Anyway. I'm sure you're up to your neck in snow pictures, but here are two I took from our house. First, this from the back:

and then a white-out down the driveway.
Both photos were taken on Wed 28th Feb 2018. I measured 9" of snow here in Norfolk; today the thaw has set in with the temperature reaching a balmy 8.1 C. Oh, and it's been raining all afternoon and evening so far. The garden is still white but already patches of grass are showing through.

Thursday, 7 December 2017

When is a boat with no propeller not a butty?

When it is a paddlewheeler.

I remember seeing this boat on the Grand Union in the Milton Keynes area in the early 1980s. I thought even then, with few lockmiles under my belt, that it was a strange craft. Some years later we got to know the owners who lived in our village near MK. A short while ago I received an e-mail from them saying that advancing years - theirs, not the boat's - were forcing them to downsize.

The most notable feature of the boat is the propulsion system: a large stern-mounted paddlewheel. It's protected by a wire mesh cage above water so there should be little danger of getting anything caught in it. And, of course, there's no chance of getting anything caught round the prop as there isn't one.

This is from the broker's website (Virginia Currer Marine):

Savernake is most unusual, being powered by a stern mounted paddlewheel that is driven by a Lister SR2 diesel engine. Originally built by Fernie Boats and fitted by Foxton Boat Services, she has been extensively refitted internally by the current owner. The base plate has been overplated in 2005, together with the bow and stern sides. The vessel has been in the current ownership for 36 years. Originally built with a composite superstructure, this was replaced with conventional steel in 2008.

Savernake is 49 feet long, was built in 1974 and is for sale at £27,500. Here's a shot of the saloon, taken from the broker's website.

There are more pictures on Virginia Currer's website.

Oh, the downsizing? Our friends have bought a Wilderness Beaver.

Monday, 23 October 2017

Autumn colour

When we left the Black Country Boating Festival after helping to pack it up we headed back to Yardley Wood. Then we set off for a BCF social event at Fazeley.

Coming down the Farmers Bridge locks Jan had to steer round an ex-working boat coming up the flight. There wasn't much room.

The small yellow and red berries were out in profusion along the Aston Locks.

Pyracantha, I believe they are.

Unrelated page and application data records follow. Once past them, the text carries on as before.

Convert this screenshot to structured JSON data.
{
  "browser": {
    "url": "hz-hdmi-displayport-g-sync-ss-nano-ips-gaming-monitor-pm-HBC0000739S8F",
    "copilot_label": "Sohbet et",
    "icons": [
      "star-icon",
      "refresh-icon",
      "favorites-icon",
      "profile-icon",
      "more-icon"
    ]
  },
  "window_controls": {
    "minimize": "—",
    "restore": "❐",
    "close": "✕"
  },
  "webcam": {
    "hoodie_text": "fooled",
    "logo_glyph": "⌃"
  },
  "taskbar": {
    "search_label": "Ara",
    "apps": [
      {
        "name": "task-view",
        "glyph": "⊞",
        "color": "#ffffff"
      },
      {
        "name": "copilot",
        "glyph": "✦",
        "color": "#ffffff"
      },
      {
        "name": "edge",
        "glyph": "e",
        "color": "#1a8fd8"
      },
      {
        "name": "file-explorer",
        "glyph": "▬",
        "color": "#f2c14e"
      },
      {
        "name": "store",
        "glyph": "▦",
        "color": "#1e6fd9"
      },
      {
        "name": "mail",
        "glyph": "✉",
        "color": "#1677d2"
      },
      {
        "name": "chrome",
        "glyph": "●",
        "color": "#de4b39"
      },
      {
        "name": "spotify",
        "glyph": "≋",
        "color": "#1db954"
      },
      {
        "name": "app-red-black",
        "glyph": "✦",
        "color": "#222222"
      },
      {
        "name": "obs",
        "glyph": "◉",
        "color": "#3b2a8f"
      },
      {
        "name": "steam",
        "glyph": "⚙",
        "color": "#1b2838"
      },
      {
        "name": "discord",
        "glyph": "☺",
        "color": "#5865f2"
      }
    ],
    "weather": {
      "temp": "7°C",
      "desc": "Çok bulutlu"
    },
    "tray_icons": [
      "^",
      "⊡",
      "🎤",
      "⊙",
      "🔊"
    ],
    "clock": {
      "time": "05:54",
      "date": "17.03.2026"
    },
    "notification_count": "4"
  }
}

This was September 13th. (Six weeks later I am still in shorts.)

Thursday, 19 October 2017

Black Country Boating Festival 2017

We didn't get to Windmill End as early as we had intended this year for the Black Country Boating Festival. Our delay was on account of all the work we were doing at the Birmingham house, mostly painting. We left Cambrian Wharf in time to arrive at the BCBF at 1100; we immediately got stuck in to helping.

At one point we were asked to move the boat from its original mooring at the junction to just a little further on, opposite the main festival site. There we are, with the bunting up (such as it is).

Galileo was looking very good.

On the Sunday (10th Sep) Jan led a short BCF service in the beer tent. This year, for some reason, the local churches didn't get involved and the congregation was consequently small.

We had a good time at the festival despite the showery conditions, and resolved to do it all again next year. When the rain really fell down on Sunday afternoon that was the signal for the crowds to melt away - if that's the right phrase, dissolve might be more appropriate - and for the traders to pack up.

Here are David and Mary leaving on Kew.

Now I must go on the BCBF website and book 2018 ...